▼▼▼

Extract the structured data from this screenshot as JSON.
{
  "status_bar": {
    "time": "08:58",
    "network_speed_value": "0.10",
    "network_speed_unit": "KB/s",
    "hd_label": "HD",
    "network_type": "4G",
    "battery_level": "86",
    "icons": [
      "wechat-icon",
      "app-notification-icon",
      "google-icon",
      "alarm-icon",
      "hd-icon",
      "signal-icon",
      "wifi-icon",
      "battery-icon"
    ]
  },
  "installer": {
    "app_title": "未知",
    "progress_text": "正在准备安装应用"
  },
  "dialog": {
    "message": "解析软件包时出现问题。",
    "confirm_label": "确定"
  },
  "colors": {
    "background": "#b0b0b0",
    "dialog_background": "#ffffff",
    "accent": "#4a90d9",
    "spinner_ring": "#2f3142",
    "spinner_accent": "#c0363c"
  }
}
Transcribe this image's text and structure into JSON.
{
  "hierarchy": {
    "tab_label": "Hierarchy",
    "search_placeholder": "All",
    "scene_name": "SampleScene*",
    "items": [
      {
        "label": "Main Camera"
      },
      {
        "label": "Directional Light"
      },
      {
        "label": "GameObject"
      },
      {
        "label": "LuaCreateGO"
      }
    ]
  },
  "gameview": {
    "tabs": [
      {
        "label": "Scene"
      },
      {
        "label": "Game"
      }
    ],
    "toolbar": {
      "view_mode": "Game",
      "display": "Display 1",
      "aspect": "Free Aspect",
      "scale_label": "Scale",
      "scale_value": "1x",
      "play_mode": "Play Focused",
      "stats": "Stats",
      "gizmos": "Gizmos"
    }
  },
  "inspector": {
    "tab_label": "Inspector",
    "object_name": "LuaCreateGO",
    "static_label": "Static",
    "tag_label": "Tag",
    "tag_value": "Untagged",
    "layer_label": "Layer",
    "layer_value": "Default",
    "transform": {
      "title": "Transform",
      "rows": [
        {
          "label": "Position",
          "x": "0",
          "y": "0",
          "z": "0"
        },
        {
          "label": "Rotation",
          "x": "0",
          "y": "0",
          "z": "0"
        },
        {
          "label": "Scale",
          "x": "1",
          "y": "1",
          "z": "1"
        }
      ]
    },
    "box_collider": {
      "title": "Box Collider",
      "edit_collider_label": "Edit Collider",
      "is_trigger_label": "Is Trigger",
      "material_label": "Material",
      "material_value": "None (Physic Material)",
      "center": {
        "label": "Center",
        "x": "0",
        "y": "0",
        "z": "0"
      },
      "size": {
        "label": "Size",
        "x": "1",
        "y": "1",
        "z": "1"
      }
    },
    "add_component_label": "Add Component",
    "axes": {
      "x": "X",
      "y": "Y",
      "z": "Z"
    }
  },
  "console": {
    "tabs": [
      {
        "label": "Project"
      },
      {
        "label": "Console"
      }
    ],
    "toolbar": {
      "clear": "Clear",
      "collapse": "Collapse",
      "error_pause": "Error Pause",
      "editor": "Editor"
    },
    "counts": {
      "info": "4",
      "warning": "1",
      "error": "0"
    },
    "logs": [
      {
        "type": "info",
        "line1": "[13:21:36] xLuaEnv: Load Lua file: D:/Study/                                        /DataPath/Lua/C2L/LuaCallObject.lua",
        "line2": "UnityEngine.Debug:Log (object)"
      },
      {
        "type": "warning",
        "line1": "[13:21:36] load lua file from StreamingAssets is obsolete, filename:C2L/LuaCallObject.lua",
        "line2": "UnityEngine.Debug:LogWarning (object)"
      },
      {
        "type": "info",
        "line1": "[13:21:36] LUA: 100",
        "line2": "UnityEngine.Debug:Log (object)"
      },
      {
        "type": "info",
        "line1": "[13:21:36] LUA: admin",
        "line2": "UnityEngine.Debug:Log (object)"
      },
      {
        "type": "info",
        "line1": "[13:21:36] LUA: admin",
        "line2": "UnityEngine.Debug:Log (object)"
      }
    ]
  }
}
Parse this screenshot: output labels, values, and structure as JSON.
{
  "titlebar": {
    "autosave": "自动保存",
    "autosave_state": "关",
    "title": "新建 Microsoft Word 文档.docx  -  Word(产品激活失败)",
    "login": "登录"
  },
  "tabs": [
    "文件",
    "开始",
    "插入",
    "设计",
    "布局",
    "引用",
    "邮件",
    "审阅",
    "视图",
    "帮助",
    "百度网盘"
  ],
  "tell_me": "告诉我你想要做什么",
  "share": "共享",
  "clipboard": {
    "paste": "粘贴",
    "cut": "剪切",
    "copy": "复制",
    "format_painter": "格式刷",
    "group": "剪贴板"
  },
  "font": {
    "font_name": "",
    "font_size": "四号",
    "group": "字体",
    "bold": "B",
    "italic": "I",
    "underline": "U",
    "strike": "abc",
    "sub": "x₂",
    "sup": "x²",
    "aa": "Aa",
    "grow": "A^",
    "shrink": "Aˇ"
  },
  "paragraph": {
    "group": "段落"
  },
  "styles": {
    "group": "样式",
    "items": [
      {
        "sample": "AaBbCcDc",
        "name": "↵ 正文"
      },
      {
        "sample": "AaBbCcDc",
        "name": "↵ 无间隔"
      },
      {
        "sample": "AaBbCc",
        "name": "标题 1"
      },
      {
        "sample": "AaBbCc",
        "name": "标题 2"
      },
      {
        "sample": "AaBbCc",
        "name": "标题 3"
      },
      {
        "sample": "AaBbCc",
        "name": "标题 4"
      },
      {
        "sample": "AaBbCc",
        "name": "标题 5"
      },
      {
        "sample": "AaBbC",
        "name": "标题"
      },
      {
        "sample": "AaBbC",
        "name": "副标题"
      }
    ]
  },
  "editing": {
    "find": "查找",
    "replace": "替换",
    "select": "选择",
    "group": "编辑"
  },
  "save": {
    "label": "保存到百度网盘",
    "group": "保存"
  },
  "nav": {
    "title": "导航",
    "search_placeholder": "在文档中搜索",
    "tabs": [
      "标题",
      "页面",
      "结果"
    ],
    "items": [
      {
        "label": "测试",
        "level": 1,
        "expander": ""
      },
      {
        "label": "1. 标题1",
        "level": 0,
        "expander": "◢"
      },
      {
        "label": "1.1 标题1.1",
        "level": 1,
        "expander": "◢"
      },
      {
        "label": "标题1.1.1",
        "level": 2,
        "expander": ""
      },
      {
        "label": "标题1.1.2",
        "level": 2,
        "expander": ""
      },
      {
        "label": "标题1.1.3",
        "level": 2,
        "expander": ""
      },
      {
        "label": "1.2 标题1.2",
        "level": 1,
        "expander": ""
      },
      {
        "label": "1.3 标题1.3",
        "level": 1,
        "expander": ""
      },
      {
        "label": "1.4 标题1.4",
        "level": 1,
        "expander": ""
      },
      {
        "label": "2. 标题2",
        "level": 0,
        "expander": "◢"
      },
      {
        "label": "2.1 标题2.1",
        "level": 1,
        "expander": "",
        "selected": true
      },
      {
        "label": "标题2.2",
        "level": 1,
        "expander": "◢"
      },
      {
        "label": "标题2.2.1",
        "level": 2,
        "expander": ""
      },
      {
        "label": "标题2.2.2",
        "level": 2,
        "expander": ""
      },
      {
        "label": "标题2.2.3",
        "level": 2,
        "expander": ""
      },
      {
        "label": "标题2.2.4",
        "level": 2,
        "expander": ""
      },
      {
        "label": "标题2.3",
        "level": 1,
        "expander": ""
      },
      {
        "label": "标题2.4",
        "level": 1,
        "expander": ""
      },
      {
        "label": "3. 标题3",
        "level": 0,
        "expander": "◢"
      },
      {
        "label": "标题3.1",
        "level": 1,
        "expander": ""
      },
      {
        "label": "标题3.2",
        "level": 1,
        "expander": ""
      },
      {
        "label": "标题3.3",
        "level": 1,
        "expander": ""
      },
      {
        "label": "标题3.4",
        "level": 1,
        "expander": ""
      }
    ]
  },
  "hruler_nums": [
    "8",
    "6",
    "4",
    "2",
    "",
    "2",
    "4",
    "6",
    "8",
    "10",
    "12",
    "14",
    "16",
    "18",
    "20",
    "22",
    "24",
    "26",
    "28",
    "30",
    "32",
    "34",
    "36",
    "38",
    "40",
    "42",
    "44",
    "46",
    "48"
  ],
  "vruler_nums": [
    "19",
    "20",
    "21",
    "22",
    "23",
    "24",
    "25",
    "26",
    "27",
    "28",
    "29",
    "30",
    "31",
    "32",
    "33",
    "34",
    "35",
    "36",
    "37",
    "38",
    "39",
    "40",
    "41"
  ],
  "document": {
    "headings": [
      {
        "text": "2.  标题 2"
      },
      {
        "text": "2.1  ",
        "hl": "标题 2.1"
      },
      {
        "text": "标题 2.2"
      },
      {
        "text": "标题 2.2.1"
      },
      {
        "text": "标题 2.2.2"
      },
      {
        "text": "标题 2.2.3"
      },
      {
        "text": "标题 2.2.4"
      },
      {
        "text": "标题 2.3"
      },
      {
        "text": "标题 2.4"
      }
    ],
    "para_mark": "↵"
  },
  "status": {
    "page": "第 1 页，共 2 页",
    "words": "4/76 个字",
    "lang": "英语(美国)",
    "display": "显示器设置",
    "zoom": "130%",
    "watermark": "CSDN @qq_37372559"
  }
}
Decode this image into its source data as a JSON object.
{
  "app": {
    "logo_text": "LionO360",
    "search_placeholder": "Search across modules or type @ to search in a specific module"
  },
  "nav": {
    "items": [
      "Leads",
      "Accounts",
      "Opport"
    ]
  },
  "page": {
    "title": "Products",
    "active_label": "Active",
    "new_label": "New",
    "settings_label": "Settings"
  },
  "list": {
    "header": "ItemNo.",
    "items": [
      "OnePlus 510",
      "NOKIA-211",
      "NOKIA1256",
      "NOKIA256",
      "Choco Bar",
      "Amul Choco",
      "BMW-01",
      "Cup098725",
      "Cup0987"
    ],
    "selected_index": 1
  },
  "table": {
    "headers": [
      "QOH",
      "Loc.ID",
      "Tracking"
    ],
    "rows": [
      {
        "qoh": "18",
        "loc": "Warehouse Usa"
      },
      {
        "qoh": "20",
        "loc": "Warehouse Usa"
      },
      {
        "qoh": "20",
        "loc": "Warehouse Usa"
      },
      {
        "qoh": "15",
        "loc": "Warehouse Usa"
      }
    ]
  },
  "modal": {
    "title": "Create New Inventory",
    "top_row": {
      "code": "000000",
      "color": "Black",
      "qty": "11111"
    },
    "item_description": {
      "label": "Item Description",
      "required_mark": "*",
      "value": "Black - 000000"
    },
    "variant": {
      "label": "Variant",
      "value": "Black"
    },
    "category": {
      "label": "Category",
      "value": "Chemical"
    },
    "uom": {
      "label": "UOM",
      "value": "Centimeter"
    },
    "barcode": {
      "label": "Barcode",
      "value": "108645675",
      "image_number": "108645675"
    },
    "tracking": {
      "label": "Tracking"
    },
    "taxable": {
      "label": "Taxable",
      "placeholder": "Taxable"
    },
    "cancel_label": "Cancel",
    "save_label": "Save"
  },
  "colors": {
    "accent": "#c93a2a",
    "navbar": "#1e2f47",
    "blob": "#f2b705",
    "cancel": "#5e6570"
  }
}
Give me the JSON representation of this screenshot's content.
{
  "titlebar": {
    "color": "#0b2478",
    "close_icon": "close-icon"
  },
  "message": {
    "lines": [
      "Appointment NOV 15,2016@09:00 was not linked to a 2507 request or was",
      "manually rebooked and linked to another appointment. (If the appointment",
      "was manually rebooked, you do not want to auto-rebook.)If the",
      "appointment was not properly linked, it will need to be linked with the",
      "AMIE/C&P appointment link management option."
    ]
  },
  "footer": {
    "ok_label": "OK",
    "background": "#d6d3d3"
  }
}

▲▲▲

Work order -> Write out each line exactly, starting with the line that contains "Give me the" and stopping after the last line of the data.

Exercise response ->
Give me the JSON representation of this screenshot's content.
{
  "titlebar": {
    "color": "#0b2478",
    "close_icon": "close-icon"
  },
  "message": {
    "lines": [
      "Appointment NOV 15,2016@09:00 was not linked to a 2507 request or was",
      "manually rebooked and linked to another appointment. (If the appointment",
      "was manually rebooked, you do not want to auto-rebook.)If the",
      "appointment was not properly linked, it will need to be linked with the",
      "AMIE/C&P appointment link management option."
    ]
  },
  "footer": {
    "ok_label": "OK",
    "background": "#d6d3d3"
  }
}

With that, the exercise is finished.